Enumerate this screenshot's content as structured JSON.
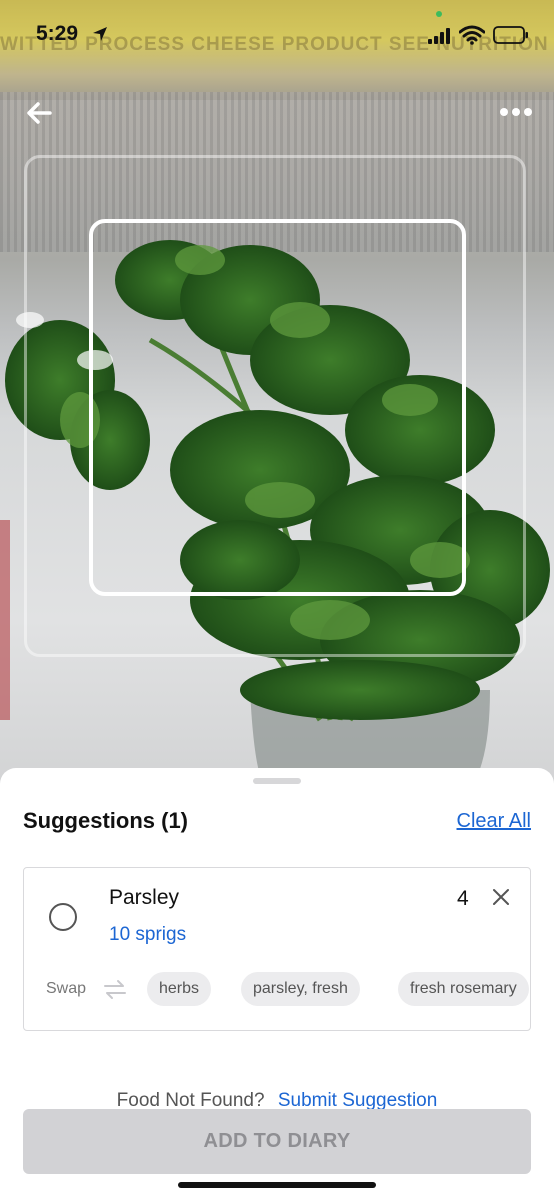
{
  "status_bar": {
    "time": "5:29",
    "icons": [
      "location-arrow-icon",
      "signal-icon",
      "wifi-icon",
      "battery-icon"
    ]
  },
  "camera": {
    "background_text": "WITTED PROCESS CHEESE PRODUCT    SEE NUTRITION INFORMATION FOR SODIUM CONTENT",
    "top_controls": {
      "back_icon": "arrow-left-icon",
      "more_icon": "more-horizontal-icon"
    }
  },
  "sheet": {
    "title": "Suggestions (1)",
    "clear_all": "Clear All",
    "suggestion": {
      "name": "Parsley",
      "serving": "10 sprigs",
      "quantity": "4",
      "selected": false,
      "swap_label": "Swap",
      "swap_options": [
        "herbs",
        "parsley, fresh",
        "fresh rosemary"
      ]
    },
    "not_found_label": "Food Not Found?",
    "submit_suggestion": "Submit Suggestion",
    "add_button": "ADD TO DIARY"
  },
  "colors": {
    "link": "#1c66d3",
    "disabled_button_bg": "#d2d2d5",
    "disabled_button_text": "#8f8f93",
    "chip_bg": "#ececee"
  }
}
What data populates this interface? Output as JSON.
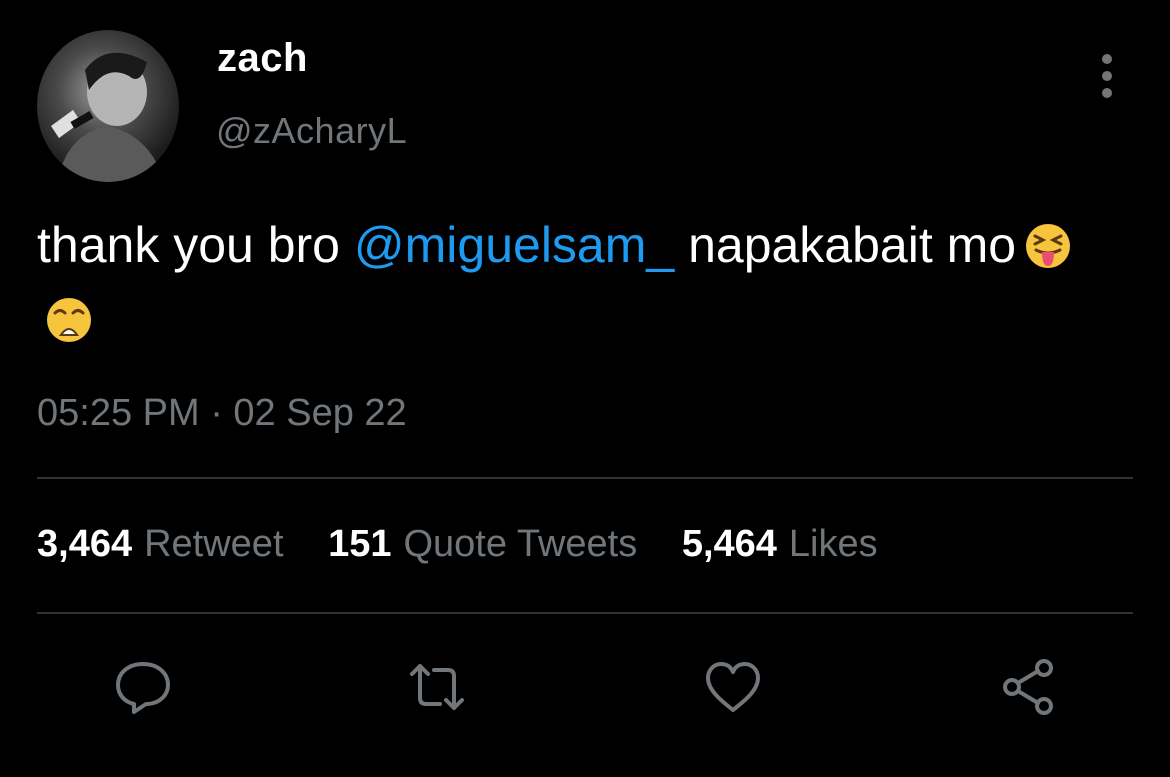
{
  "author": {
    "display_name": "zach",
    "handle": "@zAcharyL"
  },
  "tweet": {
    "text_before": "thank you bro ",
    "mention": "@miguelsam_",
    "text_after": " napakabait mo",
    "emojis": [
      "squinting-face-with-tongue",
      "weary-face"
    ]
  },
  "timestamp": "05:25 PM · 02 Sep 22",
  "stats": {
    "retweets_count": "3,464",
    "retweets_label": "Retweet",
    "quotes_count": "151",
    "quotes_label": "Quote Tweets",
    "likes_count": "5,464",
    "likes_label": "Likes"
  },
  "actions": [
    "reply-icon",
    "retweet-icon",
    "like-icon",
    "share-icon"
  ],
  "colors": {
    "background": "#000000",
    "accent": "#1d9bf0",
    "muted": "#71767b",
    "divider": "#2f3336"
  }
}
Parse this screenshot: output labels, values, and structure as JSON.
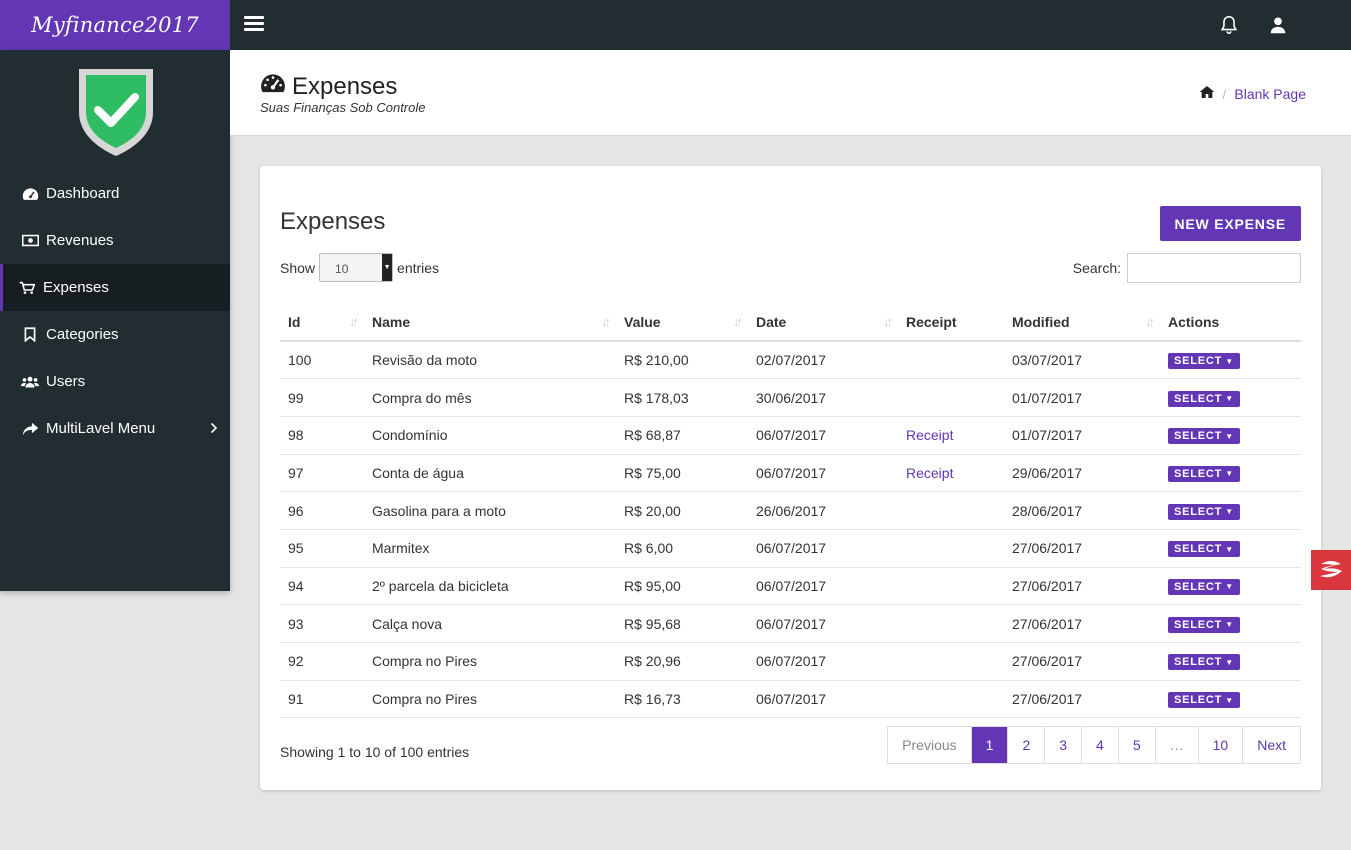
{
  "app": {
    "brand": "Myfinance2017"
  },
  "sidebar": {
    "items": [
      {
        "label": "Dashboard",
        "icon": "dashboard-icon"
      },
      {
        "label": "Revenues",
        "icon": "money-icon"
      },
      {
        "label": "Expenses",
        "icon": "cart-icon",
        "active": true
      },
      {
        "label": "Categories",
        "icon": "bookmark-icon"
      },
      {
        "label": "Users",
        "icon": "users-icon"
      },
      {
        "label": "MultiLavel Menu",
        "icon": "share-icon"
      }
    ]
  },
  "header": {
    "title": "Expenses",
    "subtitle": "Suas Finanças Sob Controle",
    "breadcrumb_current": "Blank Page"
  },
  "card": {
    "title": "Expenses",
    "new_button": "NEW EXPENSE",
    "show_label": "Show",
    "entries_label": "entries",
    "page_length": "10",
    "search_label": "Search:",
    "search_value": ""
  },
  "table": {
    "columns": [
      "Id",
      "Name",
      "Value",
      "Date",
      "Receipt",
      "Modified",
      "Actions"
    ],
    "action_label": "SELECT",
    "rows": [
      {
        "id": "100",
        "name": "Revisão da moto",
        "value": "R$ 210,00",
        "date": "02/07/2017",
        "receipt": "",
        "modified": "03/07/2017"
      },
      {
        "id": "99",
        "name": "Compra do mês",
        "value": "R$ 178,03",
        "date": "30/06/2017",
        "receipt": "",
        "modified": "01/07/2017"
      },
      {
        "id": "98",
        "name": "Condomínio",
        "value": "R$ 68,87",
        "date": "06/07/2017",
        "receipt": "Receipt",
        "modified": "01/07/2017"
      },
      {
        "id": "97",
        "name": "Conta de água",
        "value": "R$ 75,00",
        "date": "06/07/2017",
        "receipt": "Receipt",
        "modified": "29/06/2017"
      },
      {
        "id": "96",
        "name": "Gasolina para a moto",
        "value": "R$ 20,00",
        "date": "26/06/2017",
        "receipt": "",
        "modified": "28/06/2017"
      },
      {
        "id": "95",
        "name": "Marmitex",
        "value": "R$ 6,00",
        "date": "06/07/2017",
        "receipt": "",
        "modified": "27/06/2017"
      },
      {
        "id": "94",
        "name": "2º parcela da bicicleta",
        "value": "R$ 95,00",
        "date": "06/07/2017",
        "receipt": "",
        "modified": "27/06/2017"
      },
      {
        "id": "93",
        "name": "Calça nova",
        "value": "R$ 95,68",
        "date": "06/07/2017",
        "receipt": "",
        "modified": "27/06/2017"
      },
      {
        "id": "92",
        "name": "Compra no Pires",
        "value": "R$ 20,96",
        "date": "06/07/2017",
        "receipt": "",
        "modified": "27/06/2017"
      },
      {
        "id": "91",
        "name": "Compra no Pires",
        "value": "R$ 16,73",
        "date": "06/07/2017",
        "receipt": "",
        "modified": "27/06/2017"
      }
    ]
  },
  "footer": {
    "info": "Showing 1 to 10 of 100 entries",
    "pagination": [
      "Previous",
      "1",
      "2",
      "3",
      "4",
      "5",
      "…",
      "10",
      "Next"
    ],
    "active_page": "1"
  },
  "colors": {
    "accent": "#6236b5",
    "sidebar_bg": "#222d32",
    "badge_red": "#d9373d",
    "shield_green": "#2ebd62"
  }
}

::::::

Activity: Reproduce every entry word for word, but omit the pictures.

Answer to the exercise:
Enumerate this screenshot's content as structured JSON.
{
  "status_bar": {
    "time": "5:29",
    "icons": [
      "location-arrow-icon",
      "signal-icon",
      "wifi-icon",
      "battery-icon"
    ]
  },
  "camera": {
    "background_text": "WITTED PROCESS CHEESE PRODUCT    SEE NUTRITION INFORMATION FOR SODIUM CONTENT",
    "top_controls": {
      "back_icon": "arrow-left-icon",
      "more_icon": "more-horizontal-icon"
    }
  },
  "sheet": {
    "title": "Suggestions (1)",
    "clear_all": "Clear All",
    "suggestion": {
      "name": "Parsley",
      "serving": "10 sprigs",
      "quantity": "4",
      "selected": false,
      "swap_label": "Swap",
      "swap_options": [
        "herbs",
        "parsley, fresh",
        "fresh rosemary"
      ]
    },
    "not_found_label": "Food Not Found?",
    "submit_suggestion": "Submit Suggestion",
    "add_button": "ADD TO DIARY"
  },
  "colors": {
    "link": "#1c66d3",
    "disabled_button_bg": "#d2d2d5",
    "disabled_button_text": "#8f8f93",
    "chip_bg": "#ececee"
  }
}
What data populates this interface? Output as JSON.
{
  "author": {
    "display_name": "zach",
    "handle": "@zAcharyL"
  },
  "tweet": {
    "text_before": "thank you bro ",
    "mention": "@miguelsam_",
    "text_after": " napakabait mo",
    "emojis": [
      "squinting-face-with-tongue",
      "weary-face"
    ]
  },
  "timestamp": "05:25 PM · 02 Sep 22",
  "stats": {
    "retweets_count": "3,464",
    "retweets_label": "Retweet",
    "quotes_count": "151",
    "quotes_label": "Quote Tweets",
    "likes_count": "5,464",
    "likes_label": "Likes"
  },
  "actions": [
    "reply-icon",
    "retweet-icon",
    "like-icon",
    "share-icon"
  ],
  "colors": {
    "background": "#000000",
    "accent": "#1d9bf0",
    "muted": "#71767b",
    "divider": "#2f3336"
  }
}
Parse this screenshot: output labels, values, and structure as JSON.
{
  "app": {
    "brand": "Myfinance2017"
  },
  "sidebar": {
    "items": [
      {
        "label": "Dashboard",
        "icon": "dashboard-icon"
      },
      {
        "label": "Revenues",
        "icon": "money-icon"
      },
      {
        "label": "Expenses",
        "icon": "cart-icon",
        "active": true
      },
      {
        "label": "Categories",
        "icon": "bookmark-icon"
      },
      {
        "label": "Users",
        "icon": "users-icon"
      },
      {
        "label": "MultiLavel Menu",
        "icon": "share-icon"
      }
    ]
  },
  "header": {
    "title": "Expenses",
    "subtitle": "Suas Finanças Sob Controle",
    "breadcrumb_current": "Blank Page"
  },
  "card": {
    "title": "Expenses",
    "new_button": "NEW EXPENSE",
    "show_label": "Show",
    "entries_label": "entries",
    "page_length": "10",
    "search_label": "Search:",
    "search_value": ""
  },
  "table": {
    "columns": [
      "Id",
      "Name",
      "Value",
      "Date",
      "Receipt",
      "Modified",
      "Actions"
    ],
    "action_label": "SELECT",
    "rows": [
      {
        "id": "100",
        "name": "Revisão da moto",
        "value": "R$ 210,00",
        "date": "02/07/2017",
        "receipt": "",
        "modified": "03/07/2017"
      },
      {
        "id": "99",
        "name": "Compra do mês",
        "value": "R$ 178,03",
        "date": "30/06/2017",
        "receipt": "",
        "modified": "01/07/2017"
      },
      {
        "id": "98",
        "name": "Condomínio",
        "value": "R$ 68,87",
        "date": "06/07/2017",
        "receipt": "Receipt",
        "modified": "01/07/2017"
      },
      {
        "id": "97",
        "name": "Conta de água",
        "value": "R$ 75,00",
        "date": "06/07/2017",
        "receipt": "Receipt",
        "modified": "29/06/2017"
      },
      {
        "id": "96",
        "name": "Gasolina para a moto",
        "value": "R$ 20,00",
        "date": "26/06/2017",
        "receipt": "",
        "modified": "28/06/2017"
      },
      {
        "id": "95",
        "name": "Marmitex",
        "value": "R$ 6,00",
        "date": "06/07/2017",
        "receipt": "",
        "modified": "27/06/2017"
      },
      {
        "id": "94",
        "name": "2º parcela da bicicleta",
        "value": "R$ 95,00",
        "date": "06/07/2017",
        "receipt": "",
        "modified": "27/06/2017"
      },
      {
        "id": "93",
        "name": "Calça nova",
        "value": "R$ 95,68",
        "date": "06/07/2017",
        "receipt": "",
        "modified": "27/06/2017"
      },
      {
        "id": "92",
        "name": "Compra no Pires",
        "value": "R$ 20,96",
        "date": "06/07/2017",
        "receipt": "",
        "modified": "27/06/2017"
      },
      {
        "id": "91",
        "name": "Compra no Pires",
        "value": "R$ 16,73",
        "date": "06/07/2017",
        "receipt": "",
        "modified": "27/06/2017"
      }
    ]
  },
  "footer": {
    "info": "Showing 1 to 10 of 100 entries",
    "pagination": [
      "Previous",
      "1",
      "2",
      "3",
      "4",
      "5",
      "…",
      "10",
      "Next"
    ],
    "active_page": "1"
  },
  "colors": {
    "accent": "#6236b5",
    "sidebar_bg": "#222d32",
    "badge_red": "#d9373d",
    "shield_green": "#2ebd62"
  }
}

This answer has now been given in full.